__Record extracts__:
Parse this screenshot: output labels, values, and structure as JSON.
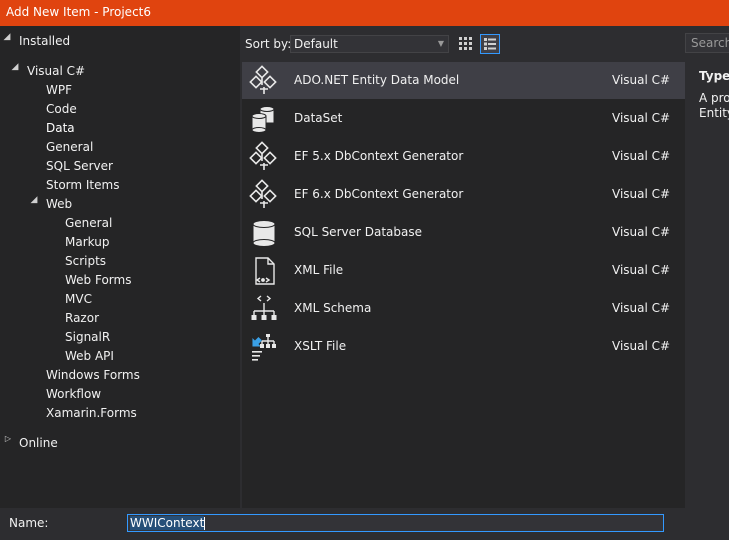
{
  "window": {
    "title": "Add New Item - Project6"
  },
  "tree": {
    "installed": "Installed",
    "visual_csharp": "Visual C#",
    "children": [
      "WPF",
      "Code",
      "Data",
      "General",
      "SQL Server",
      "Storm Items"
    ],
    "web": "Web",
    "web_children": [
      "General",
      "Markup",
      "Scripts",
      "Web Forms",
      "MVC",
      "Razor",
      "SignalR",
      "Web API"
    ],
    "after_web": [
      "Windows Forms",
      "Workflow",
      "Xamarin.Forms"
    ],
    "online": "Online",
    "selected": "Data"
  },
  "sort": {
    "label": "Sort by:",
    "value": "Default"
  },
  "search": {
    "placeholder": "Search"
  },
  "items": [
    {
      "name": "ADO.NET Entity Data Model",
      "lang": "Visual C#",
      "icon": "entity-model-icon",
      "selected": true
    },
    {
      "name": "DataSet",
      "lang": "Visual C#",
      "icon": "dataset-icon",
      "selected": false
    },
    {
      "name": "EF 5.x DbContext Generator",
      "lang": "Visual C#",
      "icon": "ef-generator-icon",
      "selected": false
    },
    {
      "name": "EF 6.x DbContext Generator",
      "lang": "Visual C#",
      "icon": "ef-generator-icon",
      "selected": false
    },
    {
      "name": "SQL Server Database",
      "lang": "Visual C#",
      "icon": "database-icon",
      "selected": false
    },
    {
      "name": "XML File",
      "lang": "Visual C#",
      "icon": "xml-file-icon",
      "selected": false
    },
    {
      "name": "XML Schema",
      "lang": "Visual C#",
      "icon": "xml-schema-icon",
      "selected": false
    },
    {
      "name": "XSLT File",
      "lang": "Visual C#",
      "icon": "xslt-file-icon",
      "selected": false
    }
  ],
  "details": {
    "type_label": "Type:",
    "description_line1": "A proj",
    "description_line2": "Entity"
  },
  "name_field": {
    "label": "Name:",
    "value": "WWIContext"
  },
  "colors": {
    "accent": "#e0440f",
    "selection": "#3f3f46",
    "focus": "#3399ff"
  }
}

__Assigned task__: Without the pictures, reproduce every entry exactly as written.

__Response area__:
Parse this screenshot: output labels, values, and structure as JSON.
{
  "window": {
    "title": "Add New Item - Project6"
  },
  "tree": {
    "installed": "Installed",
    "visual_csharp": "Visual C#",
    "children": [
      "WPF",
      "Code",
      "Data",
      "General",
      "SQL Server",
      "Storm Items"
    ],
    "web": "Web",
    "web_children": [
      "General",
      "Markup",
      "Scripts",
      "Web Forms",
      "MVC",
      "Razor",
      "SignalR",
      "Web API"
    ],
    "after_web": [
      "Windows Forms",
      "Workflow",
      "Xamarin.Forms"
    ],
    "online": "Online",
    "selected": "Data"
  },
  "sort": {
    "label": "Sort by:",
    "value": "Default"
  },
  "search": {
    "placeholder": "Search"
  },
  "items": [
    {
      "name": "ADO.NET Entity Data Model",
      "lang": "Visual C#",
      "icon": "entity-model-icon",
      "selected": true
    },
    {
      "name": "DataSet",
      "lang": "Visual C#",
      "icon": "dataset-icon",
      "selected": false
    },
    {
      "name": "EF 5.x DbContext Generator",
      "lang": "Visual C#",
      "icon": "ef-generator-icon",
      "selected": false
    },
    {
      "name": "EF 6.x DbContext Generator",
      "lang": "Visual C#",
      "icon": "ef-generator-icon",
      "selected": false
    },
    {
      "name": "SQL Server Database",
      "lang": "Visual C#",
      "icon": "database-icon",
      "selected": false
    },
    {
      "name": "XML File",
      "lang": "Visual C#",
      "icon": "xml-file-icon",
      "selected": false
    },
    {
      "name": "XML Schema",
      "lang": "Visual C#",
      "icon": "xml-schema-icon",
      "selected": false
    },
    {
      "name": "XSLT File",
      "lang": "Visual C#",
      "icon": "xslt-file-icon",
      "selected": false
    }
  ],
  "details": {
    "type_label": "Type:",
    "description_line1": "A proj",
    "description_line2": "Entity"
  },
  "name_field": {
    "label": "Name:",
    "value": "WWIContext"
  },
  "colors": {
    "accent": "#e0440f",
    "selection": "#3f3f46",
    "focus": "#3399ff"
  }
}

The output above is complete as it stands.